* **Exercise aim**
When a line of the material has the word "this" in it, copy that line.

--

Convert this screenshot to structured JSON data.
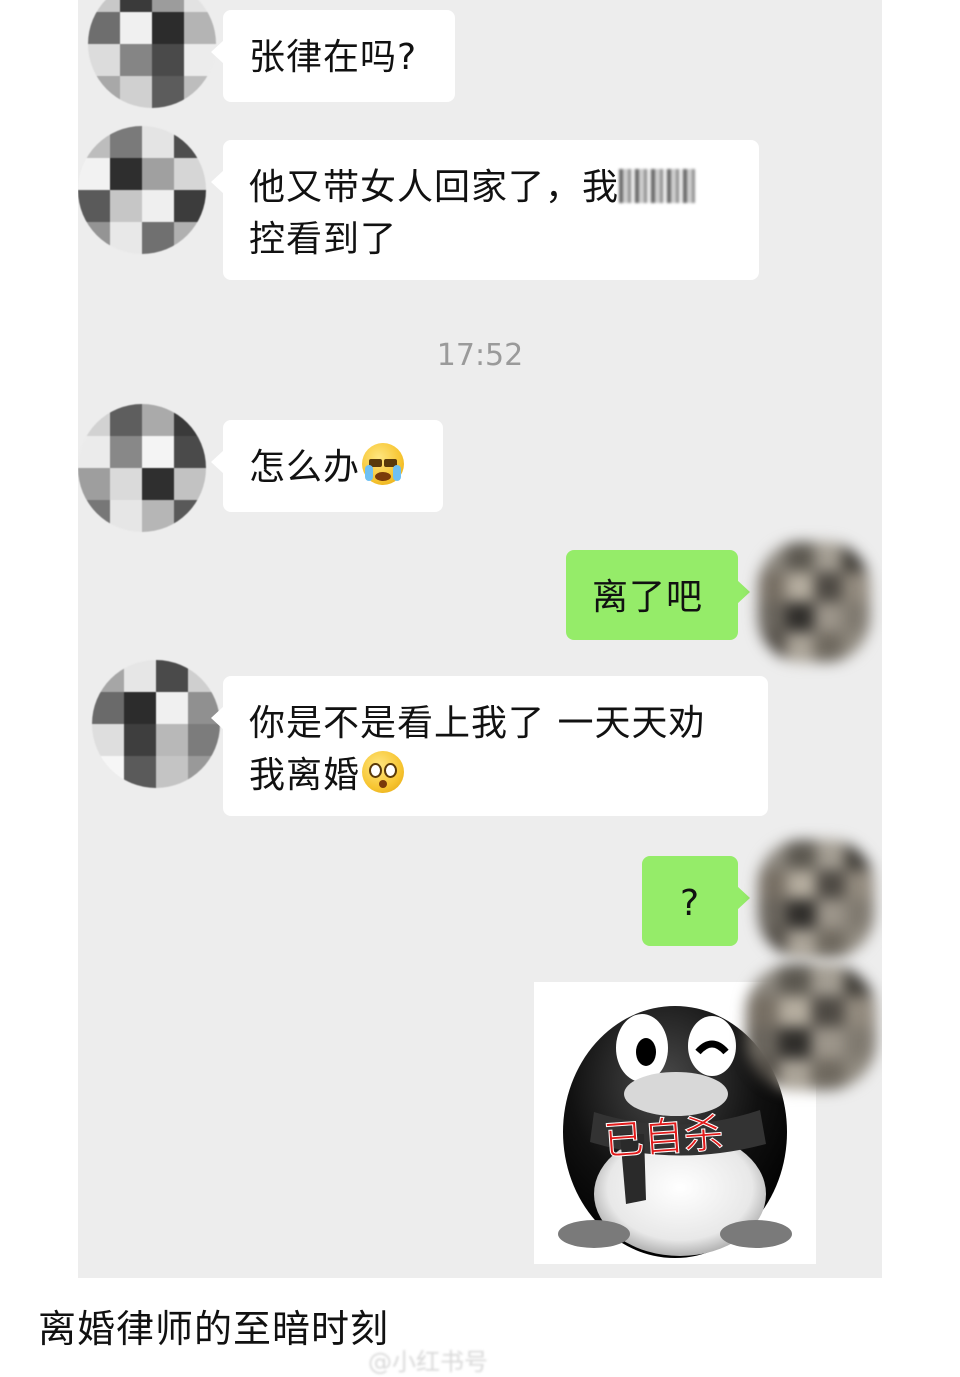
{
  "messages": [
    {
      "id": "m1",
      "side": "left",
      "text": "张律在吗?"
    },
    {
      "id": "m2",
      "side": "left",
      "line1": "他又带女人回家了，我",
      "line2": "控看到了",
      "redacted": "监"
    },
    {
      "id": "m3",
      "side": "left",
      "text": "怎么办",
      "emoji": "loudly-crying-face"
    },
    {
      "id": "m4",
      "side": "right",
      "text": "离了吧"
    },
    {
      "id": "m5",
      "side": "left",
      "line1": "你是不是看上我了 一天天劝",
      "line2": "我离婚",
      "emoji": "flushed-face"
    },
    {
      "id": "m6",
      "side": "right",
      "text": "?"
    },
    {
      "id": "m7",
      "side": "right",
      "sticker": "qq-penguin-sticker",
      "sticker_text": "已自杀"
    }
  ],
  "timestamp": "17:52",
  "caption": "离婚律师的至暗时刻",
  "watermark": "@小红书号",
  "colors": {
    "chat_bg": "#ededed",
    "bubble_left": "#ffffff",
    "bubble_right": "#95ec69",
    "timestamp": "#9a9a9a",
    "sticker_text": "#e11a1a"
  }
}
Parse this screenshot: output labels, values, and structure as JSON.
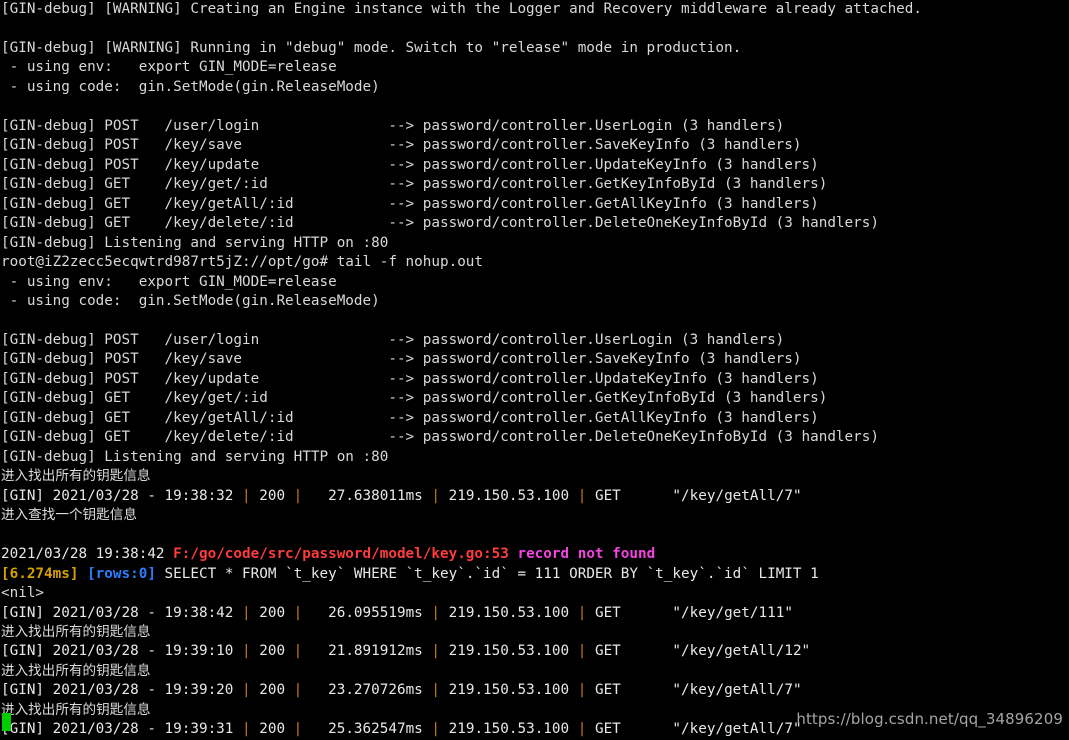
{
  "terminal": {
    "background_color": "#000000",
    "foreground_color": "#d8d8d8",
    "cursor_color": "#00cc00",
    "colors": {
      "red": "#ff3b3b",
      "magenta": "#f545e0",
      "yellow": "#d6a000",
      "cyan": "#2a7fff",
      "pipe": "#d07a18",
      "white": "#e8e8e8"
    },
    "watermark": "https://blog.csdn.net/qq_34896209",
    "lines": [
      {
        "id": "l1",
        "segments": [
          {
            "text": "[GIN-debug] [WARNING] Creating an Engine instance with the Logger and Recovery middleware already attached.",
            "color": "default"
          }
        ]
      },
      {
        "id": "l2",
        "segments": [
          {
            "text": "",
            "color": "default"
          }
        ]
      },
      {
        "id": "l3",
        "segments": [
          {
            "text": "[GIN-debug] [WARNING] Running in \"debug\" mode. Switch to \"release\" mode in production.",
            "color": "default"
          }
        ]
      },
      {
        "id": "l4",
        "segments": [
          {
            "text": " - using env:   export GIN_MODE=release",
            "color": "default"
          }
        ]
      },
      {
        "id": "l5",
        "segments": [
          {
            "text": " - using code:  gin.SetMode(gin.ReleaseMode)",
            "color": "default"
          }
        ]
      },
      {
        "id": "l6",
        "segments": [
          {
            "text": "",
            "color": "default"
          }
        ]
      },
      {
        "id": "l7",
        "segments": [
          {
            "text": "[GIN-debug] POST   /user/login               --> password/controller.UserLogin (3 handlers)",
            "color": "default"
          }
        ]
      },
      {
        "id": "l8",
        "segments": [
          {
            "text": "[GIN-debug] POST   /key/save                 --> password/controller.SaveKeyInfo (3 handlers)",
            "color": "default"
          }
        ]
      },
      {
        "id": "l9",
        "segments": [
          {
            "text": "[GIN-debug] POST   /key/update               --> password/controller.UpdateKeyInfo (3 handlers)",
            "color": "default"
          }
        ]
      },
      {
        "id": "l10",
        "segments": [
          {
            "text": "[GIN-debug] GET    /key/get/:id              --> password/controller.GetKeyInfoById (3 handlers)",
            "color": "default"
          }
        ]
      },
      {
        "id": "l11",
        "segments": [
          {
            "text": "[GIN-debug] GET    /key/getAll/:id           --> password/controller.GetAllKeyInfo (3 handlers)",
            "color": "default"
          }
        ]
      },
      {
        "id": "l12",
        "segments": [
          {
            "text": "[GIN-debug] GET    /key/delete/:id           --> password/controller.DeleteOneKeyInfoById (3 handlers)",
            "color": "default"
          }
        ]
      },
      {
        "id": "l13",
        "segments": [
          {
            "text": "[GIN-debug] Listening and serving HTTP on :80",
            "color": "default"
          }
        ]
      },
      {
        "id": "l14",
        "segments": [
          {
            "text": "root@iZ2zecc5ecqwtrd987rt5jZ://opt/go# tail -f nohup.out",
            "color": "default"
          }
        ]
      },
      {
        "id": "l15",
        "segments": [
          {
            "text": " - using env:   export GIN_MODE=release",
            "color": "default"
          }
        ]
      },
      {
        "id": "l16",
        "segments": [
          {
            "text": " - using code:  gin.SetMode(gin.ReleaseMode)",
            "color": "default"
          }
        ]
      },
      {
        "id": "l17",
        "segments": [
          {
            "text": "",
            "color": "default"
          }
        ]
      },
      {
        "id": "l18",
        "segments": [
          {
            "text": "[GIN-debug] POST   /user/login               --> password/controller.UserLogin (3 handlers)",
            "color": "default"
          }
        ]
      },
      {
        "id": "l19",
        "segments": [
          {
            "text": "[GIN-debug] POST   /key/save                 --> password/controller.SaveKeyInfo (3 handlers)",
            "color": "default"
          }
        ]
      },
      {
        "id": "l20",
        "segments": [
          {
            "text": "[GIN-debug] POST   /key/update               --> password/controller.UpdateKeyInfo (3 handlers)",
            "color": "default"
          }
        ]
      },
      {
        "id": "l21",
        "segments": [
          {
            "text": "[GIN-debug] GET    /key/get/:id              --> password/controller.GetKeyInfoById (3 handlers)",
            "color": "default"
          }
        ]
      },
      {
        "id": "l22",
        "segments": [
          {
            "text": "[GIN-debug] GET    /key/getAll/:id           --> password/controller.GetAllKeyInfo (3 handlers)",
            "color": "default"
          }
        ]
      },
      {
        "id": "l23",
        "segments": [
          {
            "text": "[GIN-debug] GET    /key/delete/:id           --> password/controller.DeleteOneKeyInfoById (3 handlers)",
            "color": "default"
          }
        ]
      },
      {
        "id": "l24",
        "segments": [
          {
            "text": "[GIN-debug] Listening and serving HTTP on :80",
            "color": "default"
          }
        ]
      },
      {
        "id": "l25",
        "segments": [
          {
            "text": "进入找出所有的钥匙信息",
            "color": "cn"
          }
        ]
      },
      {
        "id": "l26",
        "segments": [
          {
            "text": "[GIN] 2021/03/28 - 19:38:32 ",
            "color": "white"
          },
          {
            "text": "|",
            "color": "pipe"
          },
          {
            "text": " 200 ",
            "color": "white"
          },
          {
            "text": "|",
            "color": "pipe"
          },
          {
            "text": "   27.638011ms ",
            "color": "white"
          },
          {
            "text": "|",
            "color": "pipe"
          },
          {
            "text": " 219.150.53.100 ",
            "color": "white"
          },
          {
            "text": "|",
            "color": "pipe"
          },
          {
            "text": " GET      \"/key/getAll/7\"",
            "color": "white"
          }
        ]
      },
      {
        "id": "l27",
        "segments": [
          {
            "text": "进入查找一个钥匙信息",
            "color": "cn"
          }
        ]
      },
      {
        "id": "l28",
        "segments": [
          {
            "text": "",
            "color": "default"
          }
        ]
      },
      {
        "id": "l29",
        "segments": [
          {
            "text": "2021/03/28 19:38:42 ",
            "color": "white"
          },
          {
            "text": "F:/go/code/src/password/model/key.go:53",
            "color": "red"
          },
          {
            "text": " ",
            "color": "white"
          },
          {
            "text": "record not found",
            "color": "magenta"
          }
        ]
      },
      {
        "id": "l30",
        "segments": [
          {
            "text": "[6.274ms] ",
            "color": "yellow"
          },
          {
            "text": "[rows:0]",
            "color": "cyan"
          },
          {
            "text": " SELECT * FROM `t_key` WHERE `t_key`.`id` = 111 ORDER BY `t_key`.`id` LIMIT 1",
            "color": "white"
          }
        ]
      },
      {
        "id": "l31",
        "segments": [
          {
            "text": "<nil>",
            "color": "default"
          }
        ]
      },
      {
        "id": "l32",
        "segments": [
          {
            "text": "[GIN] 2021/03/28 - 19:38:42 ",
            "color": "white"
          },
          {
            "text": "|",
            "color": "pipe"
          },
          {
            "text": " 200 ",
            "color": "white"
          },
          {
            "text": "|",
            "color": "pipe"
          },
          {
            "text": "   26.095519ms ",
            "color": "white"
          },
          {
            "text": "|",
            "color": "pipe"
          },
          {
            "text": " 219.150.53.100 ",
            "color": "white"
          },
          {
            "text": "|",
            "color": "pipe"
          },
          {
            "text": " GET      \"/key/get/111\"",
            "color": "white"
          }
        ]
      },
      {
        "id": "l33",
        "segments": [
          {
            "text": "进入找出所有的钥匙信息",
            "color": "cn"
          }
        ]
      },
      {
        "id": "l34",
        "segments": [
          {
            "text": "[GIN] 2021/03/28 - 19:39:10 ",
            "color": "white"
          },
          {
            "text": "|",
            "color": "pipe"
          },
          {
            "text": " 200 ",
            "color": "white"
          },
          {
            "text": "|",
            "color": "pipe"
          },
          {
            "text": "   21.891912ms ",
            "color": "white"
          },
          {
            "text": "|",
            "color": "pipe"
          },
          {
            "text": " 219.150.53.100 ",
            "color": "white"
          },
          {
            "text": "|",
            "color": "pipe"
          },
          {
            "text": " GET      \"/key/getAll/12\"",
            "color": "white"
          }
        ]
      },
      {
        "id": "l35",
        "segments": [
          {
            "text": "进入找出所有的钥匙信息",
            "color": "cn"
          }
        ]
      },
      {
        "id": "l36",
        "segments": [
          {
            "text": "[GIN] 2021/03/28 - 19:39:20 ",
            "color": "white"
          },
          {
            "text": "|",
            "color": "pipe"
          },
          {
            "text": " 200 ",
            "color": "white"
          },
          {
            "text": "|",
            "color": "pipe"
          },
          {
            "text": "   23.270726ms ",
            "color": "white"
          },
          {
            "text": "|",
            "color": "pipe"
          },
          {
            "text": " 219.150.53.100 ",
            "color": "white"
          },
          {
            "text": "|",
            "color": "pipe"
          },
          {
            "text": " GET      \"/key/getAll/7\"",
            "color": "white"
          }
        ]
      },
      {
        "id": "l37",
        "segments": [
          {
            "text": "进入找出所有的钥匙信息",
            "color": "cn"
          }
        ]
      },
      {
        "id": "l38",
        "segments": [
          {
            "text": "[GIN] 2021/03/28 - 19:39:31 ",
            "color": "white"
          },
          {
            "text": "|",
            "color": "pipe"
          },
          {
            "text": " 200 ",
            "color": "white"
          },
          {
            "text": "|",
            "color": "pipe"
          },
          {
            "text": "   25.362547ms ",
            "color": "white"
          },
          {
            "text": "|",
            "color": "pipe"
          },
          {
            "text": " 219.150.53.100 ",
            "color": "white"
          },
          {
            "text": "|",
            "color": "pipe"
          },
          {
            "text": " GET      \"/key/getAll/7\"",
            "color": "white"
          }
        ]
      }
    ]
  }
}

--

* **Exercise solution**
Convert this screenshot to structured JSON data.
Parse this screenshot: output labels, values, and structure as JSON.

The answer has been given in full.